### Raw data
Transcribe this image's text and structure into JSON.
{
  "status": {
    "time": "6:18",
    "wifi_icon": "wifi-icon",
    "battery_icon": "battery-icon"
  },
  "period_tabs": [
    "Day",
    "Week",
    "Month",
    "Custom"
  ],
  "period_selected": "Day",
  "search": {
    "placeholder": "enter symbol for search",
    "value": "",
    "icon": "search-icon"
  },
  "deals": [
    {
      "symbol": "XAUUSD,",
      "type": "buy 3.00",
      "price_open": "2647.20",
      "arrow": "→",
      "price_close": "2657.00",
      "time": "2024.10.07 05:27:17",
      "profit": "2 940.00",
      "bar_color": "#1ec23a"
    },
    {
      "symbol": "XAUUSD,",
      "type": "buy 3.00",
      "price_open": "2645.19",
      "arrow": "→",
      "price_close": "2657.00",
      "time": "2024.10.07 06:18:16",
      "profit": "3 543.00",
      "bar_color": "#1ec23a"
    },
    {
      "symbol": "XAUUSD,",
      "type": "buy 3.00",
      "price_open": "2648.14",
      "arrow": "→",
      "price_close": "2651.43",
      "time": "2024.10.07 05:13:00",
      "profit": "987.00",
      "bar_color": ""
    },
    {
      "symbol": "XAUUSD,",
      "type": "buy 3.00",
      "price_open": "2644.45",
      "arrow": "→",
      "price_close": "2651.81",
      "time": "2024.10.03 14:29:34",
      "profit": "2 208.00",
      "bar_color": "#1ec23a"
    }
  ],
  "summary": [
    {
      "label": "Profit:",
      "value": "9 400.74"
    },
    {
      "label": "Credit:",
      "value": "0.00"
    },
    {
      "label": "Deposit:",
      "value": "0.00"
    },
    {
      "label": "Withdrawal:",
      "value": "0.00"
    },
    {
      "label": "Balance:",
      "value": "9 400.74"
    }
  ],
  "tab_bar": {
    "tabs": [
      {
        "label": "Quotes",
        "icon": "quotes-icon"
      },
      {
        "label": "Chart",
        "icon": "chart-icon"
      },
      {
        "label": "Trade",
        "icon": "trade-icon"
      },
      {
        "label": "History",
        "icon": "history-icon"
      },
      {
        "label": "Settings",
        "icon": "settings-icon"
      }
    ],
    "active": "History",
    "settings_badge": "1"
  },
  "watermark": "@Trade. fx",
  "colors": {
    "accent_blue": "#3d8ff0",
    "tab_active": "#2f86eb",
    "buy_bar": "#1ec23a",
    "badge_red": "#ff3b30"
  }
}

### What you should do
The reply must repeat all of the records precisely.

### Answer area
Transcribe this image's text and structure into JSON.
{
  "status": {
    "time": "6:18",
    "wifi_icon": "wifi-icon",
    "battery_icon": "battery-icon"
  },
  "period_tabs": [
    "Day",
    "Week",
    "Month",
    "Custom"
  ],
  "period_selected": "Day",
  "search": {
    "placeholder": "enter symbol for search",
    "value": "",
    "icon": "search-icon"
  },
  "deals": [
    {
      "symbol": "XAUUSD,",
      "type": "buy 3.00",
      "price_open": "2647.20",
      "arrow": "→",
      "price_close": "2657.00",
      "time": "2024.10.07 05:27:17",
      "profit": "2 940.00",
      "bar_color": "#1ec23a"
    },
    {
      "symbol": "XAUUSD,",
      "type": "buy 3.00",
      "price_open": "2645.19",
      "arrow": "→",
      "price_close": "2657.00",
      "time": "2024.10.07 06:18:16",
      "profit": "3 543.00",
      "bar_color": "#1ec23a"
    },
    {
      "symbol": "XAUUSD,",
      "type": "buy 3.00",
      "price_open": "2648.14",
      "arrow": "→",
      "price_close": "2651.43",
      "time": "2024.10.07 05:13:00",
      "profit": "987.00",
      "bar_color": ""
    },
    {
      "symbol": "XAUUSD,",
      "type": "buy 3.00",
      "price_open": "2644.45",
      "arrow": "→",
      "price_close": "2651.81",
      "time": "2024.10.03 14:29:34",
      "profit": "2 208.00",
      "bar_color": "#1ec23a"
    }
  ],
  "summary": [
    {
      "label": "Profit:",
      "value": "9 400.74"
    },
    {
      "label": "Credit:",
      "value": "0.00"
    },
    {
      "label": "Deposit:",
      "value": "0.00"
    },
    {
      "label": "Withdrawal:",
      "value": "0.00"
    },
    {
      "label": "Balance:",
      "value": "9 400.74"
    }
  ],
  "tab_bar": {
    "tabs": [
      {
        "label": "Quotes",
        "icon": "quotes-icon"
      },
      {
        "label": "Chart",
        "icon": "chart-icon"
      },
      {
        "label": "Trade",
        "icon": "trade-icon"
      },
      {
        "label": "History",
        "icon": "history-icon"
      },
      {
        "label": "Settings",
        "icon": "settings-icon"
      }
    ],
    "active": "History",
    "settings_badge": "1"
  },
  "watermark": "@Trade. fx",
  "colors": {
    "accent_blue": "#3d8ff0",
    "tab_active": "#2f86eb",
    "buy_bar": "#1ec23a",
    "badge_red": "#ff3b30"
  }
}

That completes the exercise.